Later in the episode, Claire is alone with Black Jack Randall. A long discussion could be had about his psychiatric condition, but for today, we’ll discuss the brutal punch he gave Claire and the kicks that he ordered Corproral Hawkins to administer to Claire. Hit directly in the abdomen, Claire has suffered diaphragm spasm, or more commonly, she had the wind knocked out of her.
When we inhale, the diaphragm contracts, drawing the lungs down and expanding the rib cage. A temporary vacuum is created and air is pulled through the nose and mouth into the lungs. In exhalation, the diaphragm relaxes, the lungs deflate, and air is expelled out of the mouth and nose. A strong kick to the abdomen causes the diaphragm muscles to spasm, unable to contract and relax normally and thus leaving the victim unable to draw a breath. While it is terrifying and panic inducing, having the wind knocked out of you is not life threatening, and resolves on its own in a few moments.
Caitriona Balfe is an amazingly gifted actress and this scene is painful to watch. Claire’s gasping, panicked breaths are heartbreakingly realistic.
Dougal rushes in and saves Claire, leaving Randall under the impression that Claire will be delivered to Fort William before sundown tomorrow.
After proving she is not a spy when her gizzards are not burned out at St. Ninian’s spring, Dougal presents to Claire his plan for keeping her out of the hands of the English. The episode ends with Claire downing a bottle of whisky as she considers the prospect of marrying a strapping young Scot.
Hopefully she has stocked her traveling medical kit with plenty of willow bark to ease the hangover she’ll no doubt have tomorrow!
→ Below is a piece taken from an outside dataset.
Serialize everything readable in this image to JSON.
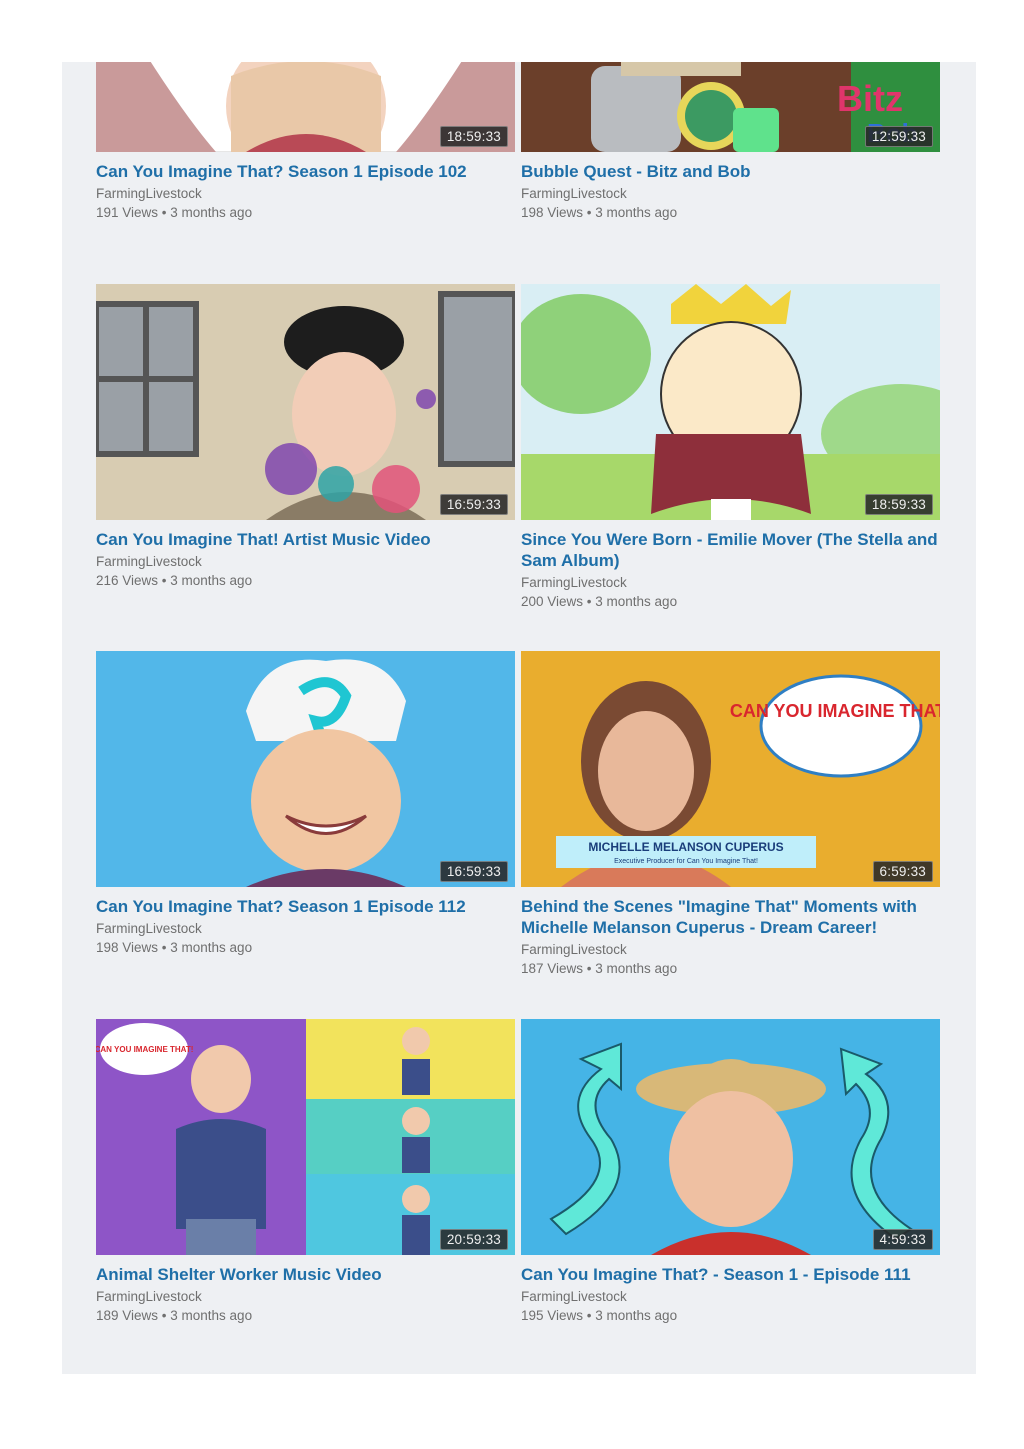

Pruitt, BA. (2006). Combat Casualty Care and Surgical Process. Ann Surg. 243(6): 715-729.